> Work to be completed
Please copy out every line in the entries that includes the word "number".

> Provided data
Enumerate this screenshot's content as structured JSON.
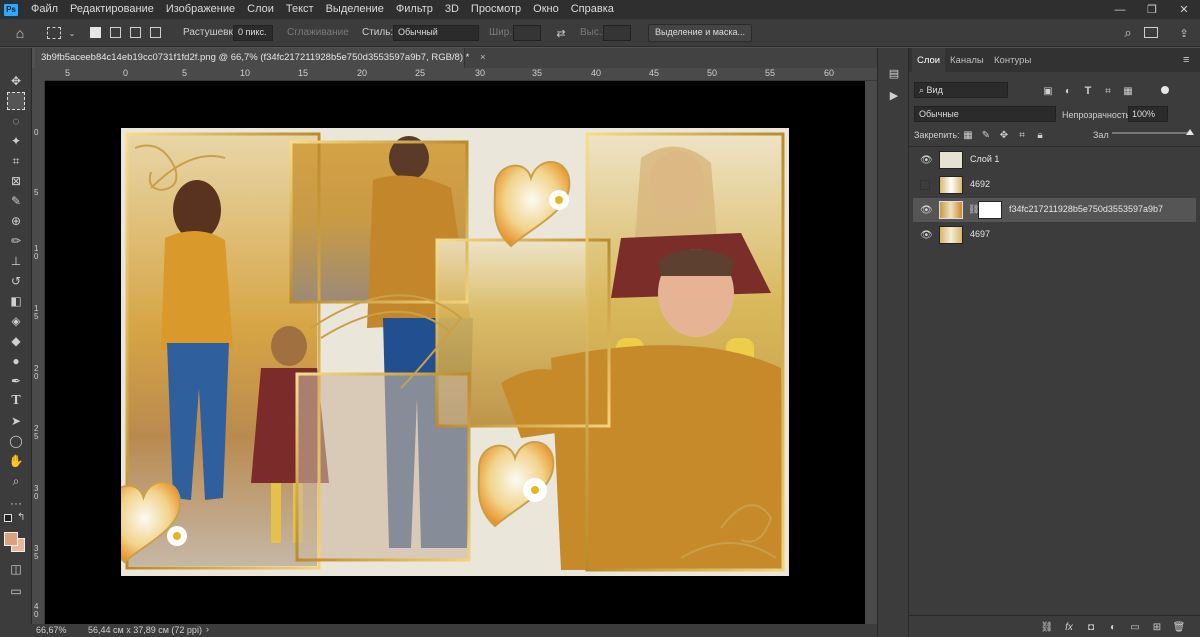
{
  "menubar": {
    "app_icon": "Ps",
    "items": [
      "Файл",
      "Редактирование",
      "Изображение",
      "Слои",
      "Текст",
      "Выделение",
      "Фильтр",
      "3D",
      "Просмотр",
      "Окно",
      "Справка"
    ]
  },
  "options": {
    "feather_label": "Растушевка:",
    "feather_value": "0 пикс.",
    "antialias_label": "Сглаживание",
    "style_label": "Стиль:",
    "style_value": "Обычный",
    "width_label": "Шир.:",
    "height_label": "Выс.:",
    "select_mask_button": "Выделение и маска..."
  },
  "document": {
    "tab_title": "3b9fb5aceeb84c14eb19cc0731f1fd2f.png @ 66,7% (f34fc217211928b5e750d3553597a9b7, RGB/8) *",
    "tab_close": "×"
  },
  "ruler": {
    "top_ticks": [
      "5",
      "0",
      "5",
      "10",
      "15",
      "20",
      "25",
      "30",
      "35",
      "40",
      "45",
      "50",
      "55",
      "60"
    ],
    "left_ticks": [
      "0",
      "5",
      "1\n0",
      "1\n5",
      "2\n0",
      "2\n5",
      "3\n0",
      "3\n5",
      "4\n0"
    ]
  },
  "status": {
    "zoom": "66,67%",
    "dimensions": "56,44 см x 37,89 см (72 ppi)",
    "arrow": "›"
  },
  "layers_panel": {
    "tabs": [
      "Слои",
      "Каналы",
      "Контуры"
    ],
    "filter_value": "Вид",
    "blend_mode": "Обычные",
    "opacity_label": "Непрозрачность:",
    "opacity_value": "100%",
    "lock_label": "Закрепить:",
    "fill_label": "Зал",
    "layers": [
      {
        "name": "Слой 1",
        "visible": true,
        "selected": false
      },
      {
        "name": "4692",
        "visible": false,
        "selected": false
      },
      {
        "name": "f34fc217211928b5e750d3553597a9b7",
        "visible": true,
        "selected": true,
        "has_mask": true
      },
      {
        "name": "4697",
        "visible": true,
        "selected": false
      }
    ]
  },
  "colors": {
    "foreground": "#d9a27c",
    "background": "#e8b89a",
    "accent": "#31a8ff"
  }
}
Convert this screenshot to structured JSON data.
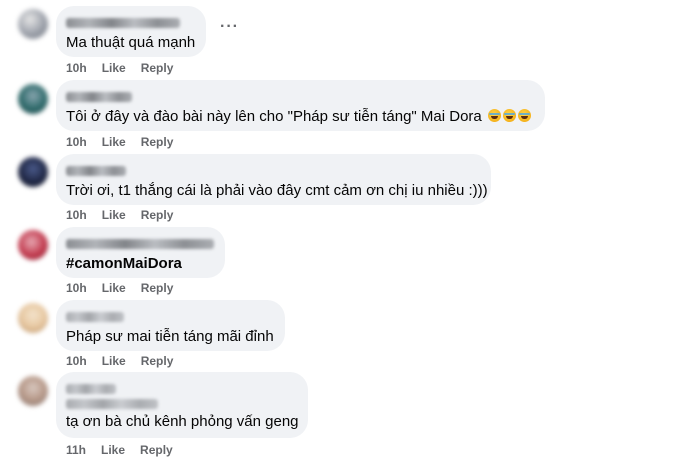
{
  "comments": [
    {
      "text": "Ma thuật quá mạnh",
      "time": "10h",
      "like": "Like",
      "reply": "Reply",
      "more": "···",
      "avatar_colors": [
        "#c9c9c9",
        "#8a8f99",
        "#e2e2e2"
      ]
    },
    {
      "text": "Tôi ở đây và đào bài này lên cho \"Pháp sư tiễn táng\" Mai Dora",
      "emoji_name": "rolling-on-floor-laughing",
      "time": "10h",
      "like": "Like",
      "reply": "Reply",
      "avatar_colors": [
        "#2f6b6b",
        "#8aa6b0",
        "#1f3d45"
      ]
    },
    {
      "text": "Trời ơi, t1 thắng cái là phải vào đây cmt cảm ơn chị iu nhiều :)))",
      "time": "10h",
      "like": "Like",
      "reply": "Reply",
      "avatar_colors": [
        "#1d2440",
        "#3a4a7a",
        "#0e1326"
      ]
    },
    {
      "text": "#camonMaiDora",
      "time": "10h",
      "like": "Like",
      "reply": "Reply",
      "avatar_colors": [
        "#c23a4e",
        "#e7a9b3",
        "#7a1f2e"
      ]
    },
    {
      "text": "Pháp sư mai tiễn táng mãi đỉnh",
      "time": "10h",
      "like": "Like",
      "reply": "Reply",
      "avatar_colors": [
        "#e8c9a3",
        "#b48a5e",
        "#f3e3cc"
      ]
    },
    {
      "text": "tạ ơn bà chủ kênh phỏng vấn geng",
      "time": "11h",
      "like": "Like",
      "reply": "Reply",
      "avatar_colors": [
        "#b89a8a",
        "#7a6a66",
        "#d8c8c0"
      ]
    }
  ]
}
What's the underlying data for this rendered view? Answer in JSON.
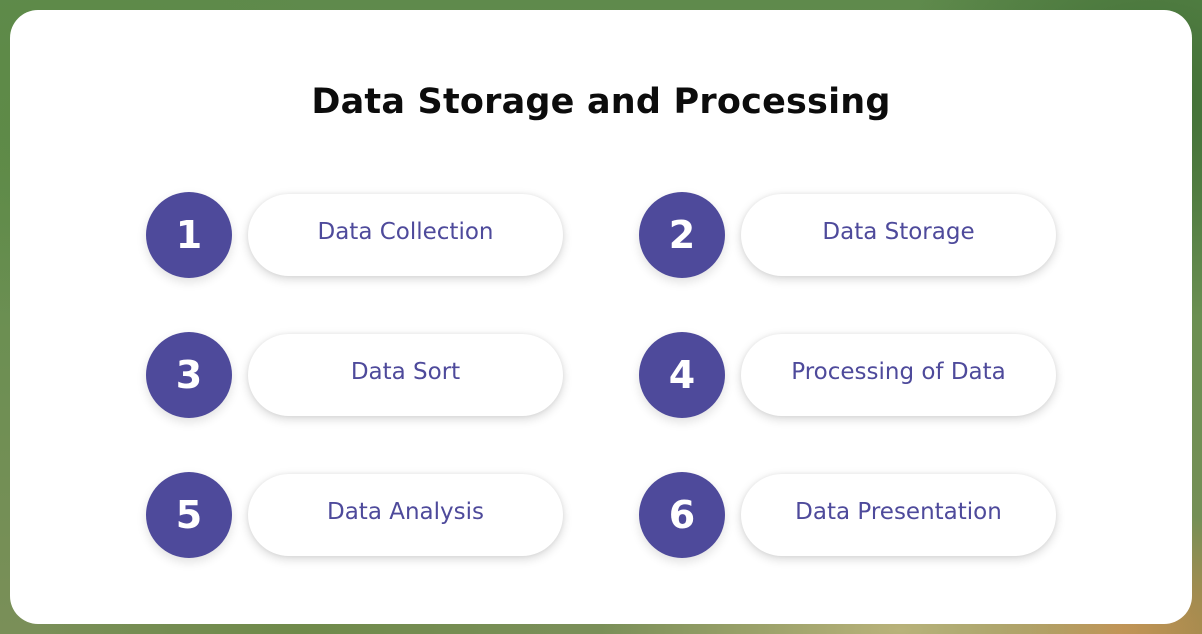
{
  "title": "Data Storage and Processing",
  "colors": {
    "accent": "#4e4a9b",
    "card_background": "#ffffff",
    "title_text": "#0c0c0c"
  },
  "steps": [
    {
      "number": "1",
      "label": "Data Collection"
    },
    {
      "number": "2",
      "label": "Data Storage"
    },
    {
      "number": "3",
      "label": "Data Sort"
    },
    {
      "number": "4",
      "label": "Processing of Data"
    },
    {
      "number": "5",
      "label": "Data Analysis"
    },
    {
      "number": "6",
      "label": "Data Presentation"
    }
  ]
}
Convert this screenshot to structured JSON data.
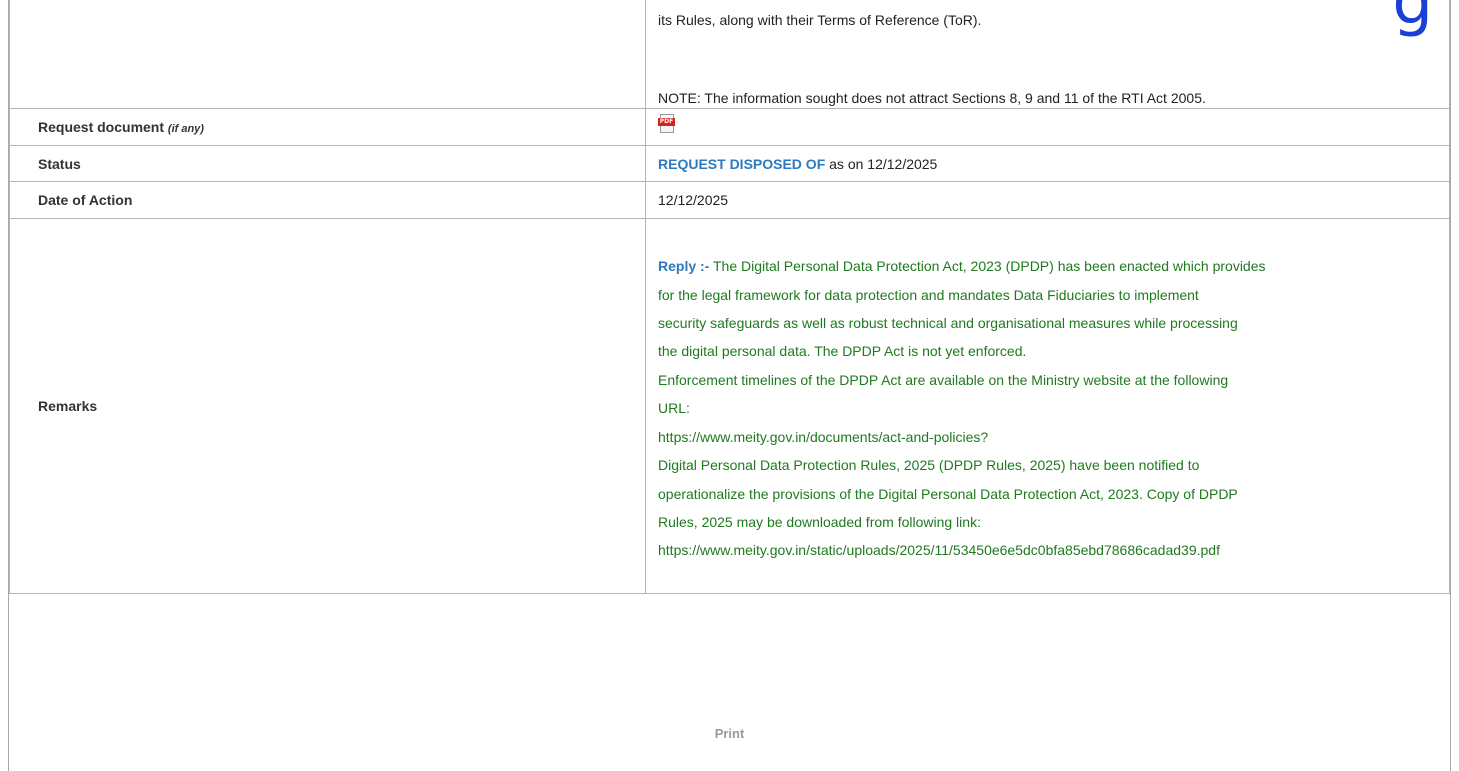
{
  "top_row": {
    "continuation_text": "its Rules, along with their Terms of Reference (ToR).",
    "note_text": "NOTE: The information sought does not attract Sections 8, 9 and 11 of the RTI Act 2005."
  },
  "request_document": {
    "label": "Request document",
    "hint": "(if any)",
    "icon": "pdf-file-icon",
    "icon_text": "PDF"
  },
  "status": {
    "label": "Status",
    "value": "REQUEST DISPOSED OF",
    "suffix": "as on 12/12/2025",
    "value_color": "#2d7bbf"
  },
  "date_of_action": {
    "label": "Date of Action",
    "value": "12/12/2025"
  },
  "remarks": {
    "label": "Remarks",
    "reply_label": "Reply :-",
    "text_color": "#1f7a1f",
    "lines": [
      "The Digital Personal Data Protection Act, 2023 (DPDP) has been enacted which provides",
      "for the legal framework for data protection and mandates Data Fiduciaries to implement",
      "security safeguards as well as robust technical and organisational measures while processing",
      "the digital personal data. The DPDP Act is not yet enforced.",
      "Enforcement timelines of the DPDP Act are available on the Ministry website at the following",
      "URL:",
      "https://www.meity.gov.in/documents/act-and-policies?",
      "Digital Personal Data Protection Rules, 2025 (DPDP Rules, 2025) have been notified to",
      "operationalize the provisions of the Digital Personal Data Protection Act, 2023. Copy of DPDP",
      "Rules, 2025 may be downloaded from following link:",
      "https://www.meity.gov.in/static/uploads/2025/11/53450e6e5dc0bfa85ebd78686cadad39.pdf"
    ]
  },
  "actions": {
    "print_label": "Print"
  }
}
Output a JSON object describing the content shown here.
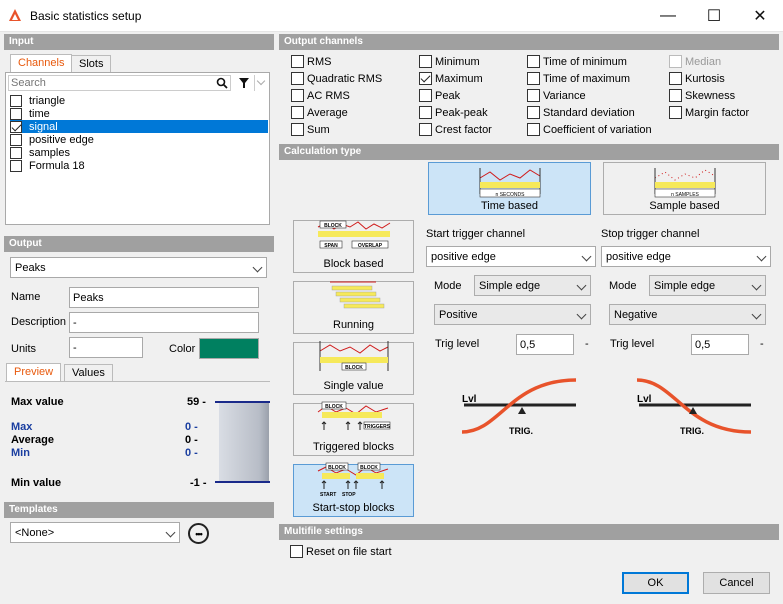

> Written answer
      "number": "1",
      "number": "2",
      "number": "3",
      "number": "4",
      "number": "5",
      "number": "6",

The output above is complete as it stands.